What works faster - tricyclic antidepressants TCAs or selective serotonin reuptake inhibitors SSRIs?

There are several different classes of antidepressants, including selective serotonin reuptake inhibitors (SSRIs), tricyclic antidepressants (TCAs), serotonin-norepinephrine reuptake inhibitors (SNRIs), monoamine oxidase inhibitors (MAOIs), and others. Some of these antidepressants work by affecting serotonin, while others affect serotonin and norepinephrine levels in the brain. Different types of antidepressants can take different amounts of time to work. 

Some of the most commonly prescribed antidepressants include SSRIs (Prozac, Zoloft) and SNRIs (Effexor, Cymbalta). These types of antidepressants take about 2 weeks to begin working and produce a full effect in around 2 months. However, tricyclic antidepressants are less selective than the other two classes of drugs, i.e., they affect more body systems and cause more side effects. 

What if I don’t improve on an antidepressant?

As noted above, antidepressants don’t work right away. In someone with mild depression, the effects of the medication may be felt faster. More severe depression can take longer to respond. It could be that you don’t improve even after you take an antidepressant for a few weeks. Don’t let this dishearten you. And don’t stop taking your medicine without consulting your doctor. Just because one medicine didn’t work doesn’t mean your depression is not treatable. It requires patience. Some people may need to change to another medicine because of intolerable side effects from a specific drug. You will need to work with your doctor to figure out what medicine effectively relieves your symptoms without causing side effects.

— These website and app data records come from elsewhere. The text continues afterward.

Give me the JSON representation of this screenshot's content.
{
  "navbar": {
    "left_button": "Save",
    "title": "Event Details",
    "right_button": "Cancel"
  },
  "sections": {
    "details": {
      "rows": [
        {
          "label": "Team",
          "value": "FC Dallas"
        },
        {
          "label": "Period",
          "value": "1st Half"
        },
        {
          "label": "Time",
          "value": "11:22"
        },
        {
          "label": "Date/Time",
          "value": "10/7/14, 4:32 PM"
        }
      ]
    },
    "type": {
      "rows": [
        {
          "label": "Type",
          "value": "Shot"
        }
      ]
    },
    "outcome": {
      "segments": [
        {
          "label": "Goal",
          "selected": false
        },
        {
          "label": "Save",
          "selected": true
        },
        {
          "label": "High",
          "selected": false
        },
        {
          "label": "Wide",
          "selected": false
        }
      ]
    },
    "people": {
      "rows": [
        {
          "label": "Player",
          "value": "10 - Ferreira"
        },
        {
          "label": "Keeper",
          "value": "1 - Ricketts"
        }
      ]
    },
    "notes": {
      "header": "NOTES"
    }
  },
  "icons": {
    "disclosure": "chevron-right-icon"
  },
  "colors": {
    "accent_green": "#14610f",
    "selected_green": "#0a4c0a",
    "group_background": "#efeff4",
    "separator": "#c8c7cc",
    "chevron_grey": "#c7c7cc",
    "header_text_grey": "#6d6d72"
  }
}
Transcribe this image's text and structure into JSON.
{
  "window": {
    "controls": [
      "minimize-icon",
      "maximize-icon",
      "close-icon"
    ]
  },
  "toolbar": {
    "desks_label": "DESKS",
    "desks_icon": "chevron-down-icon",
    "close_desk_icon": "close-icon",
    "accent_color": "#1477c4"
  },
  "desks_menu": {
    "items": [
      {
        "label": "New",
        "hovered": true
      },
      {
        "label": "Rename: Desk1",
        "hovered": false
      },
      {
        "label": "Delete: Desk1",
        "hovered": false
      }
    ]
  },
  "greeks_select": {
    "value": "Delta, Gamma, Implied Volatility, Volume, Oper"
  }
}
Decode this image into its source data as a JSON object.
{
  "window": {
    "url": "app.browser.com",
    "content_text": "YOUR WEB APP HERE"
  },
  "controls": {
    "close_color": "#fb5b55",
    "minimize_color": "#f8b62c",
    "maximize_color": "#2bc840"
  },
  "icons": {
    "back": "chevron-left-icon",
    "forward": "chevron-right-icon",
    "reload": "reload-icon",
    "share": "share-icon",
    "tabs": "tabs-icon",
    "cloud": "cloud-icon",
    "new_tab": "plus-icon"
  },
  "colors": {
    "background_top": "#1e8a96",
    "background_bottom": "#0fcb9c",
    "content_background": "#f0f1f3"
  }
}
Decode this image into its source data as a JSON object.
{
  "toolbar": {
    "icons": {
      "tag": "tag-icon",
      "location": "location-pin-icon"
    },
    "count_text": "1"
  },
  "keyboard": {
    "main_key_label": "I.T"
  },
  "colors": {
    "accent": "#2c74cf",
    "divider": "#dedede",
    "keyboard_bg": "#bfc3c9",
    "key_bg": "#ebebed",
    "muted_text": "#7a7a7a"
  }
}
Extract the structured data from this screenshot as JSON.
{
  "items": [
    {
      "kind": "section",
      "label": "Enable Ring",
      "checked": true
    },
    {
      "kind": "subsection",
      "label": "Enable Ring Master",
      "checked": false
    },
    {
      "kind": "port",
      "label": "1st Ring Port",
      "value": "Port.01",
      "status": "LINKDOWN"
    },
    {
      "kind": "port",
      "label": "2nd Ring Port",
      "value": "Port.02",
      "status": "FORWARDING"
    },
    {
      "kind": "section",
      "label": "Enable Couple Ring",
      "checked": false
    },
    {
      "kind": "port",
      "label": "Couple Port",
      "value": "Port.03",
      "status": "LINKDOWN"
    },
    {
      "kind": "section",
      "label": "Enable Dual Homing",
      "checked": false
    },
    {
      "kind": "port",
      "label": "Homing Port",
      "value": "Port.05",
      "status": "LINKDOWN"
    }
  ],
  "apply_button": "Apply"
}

If you have not experienced relief of depressive symptoms with a particular medicine, your doctor may increase the dose of your medicine, combine it with another medicine, change you to another antidepressant, or recommend starting concurrent psychotherapy or other treatments for depression.

How long does it take to treat depression with medication? 

Antidepressants are not designed to provide only short-term relief from depression symptoms. They also prevent future episodes of depression. An untreated episode of major depression can last for around 6 months and has a high chance of recurrence. For this reason, treatment with antidepressants is usually continued for 6 to 12 months, even after obtaining symptom relief. Depending on the severity of your symptoms, your doctor may continue treatment for 3 years or longer.

It is important not to stop treatment as soon as you start feeling better. There is a high chance that your depressive symptoms will return if you discontinue your medication before your doctor says so. To obtain maximum benefits for your mental health, you should take the medication as prescribed. Discuss coming off the medication with your doctor when you feel ready. Your doctor will gradually reduce the dose of your antidepressant medication. This is to prevent unpleasant withdrawal symptoms that can occur if you stop taking the medication suddenly.

Talk to your doctor about depression treatment

If you have depression symptoms, it is important to be medically reviewed and treated. Taking an antidepressant could be critical for your mental health. You should follow your doctor’s advice, diagnosis, or treatment for depression. As noted, it may take 4-6 weeks for antidepressants to start working. Complete benefit can take 2-3 months. If you don’t get relief with the first drug you try, you may find that switching to another type of antidepressant does the trick.

Keep in mind also that antidepressant medications work best when used in combination with psychotherapy. With a multi-pronged treatment plan in place, your depressive symptoms have a very good chance of improving.



1. https://jamanetwork.com/journals/jamapsychiatry/fullarticle/2671413

2. https://www.cdc.gov/nchs/fastats/leading-causes-of-death.htm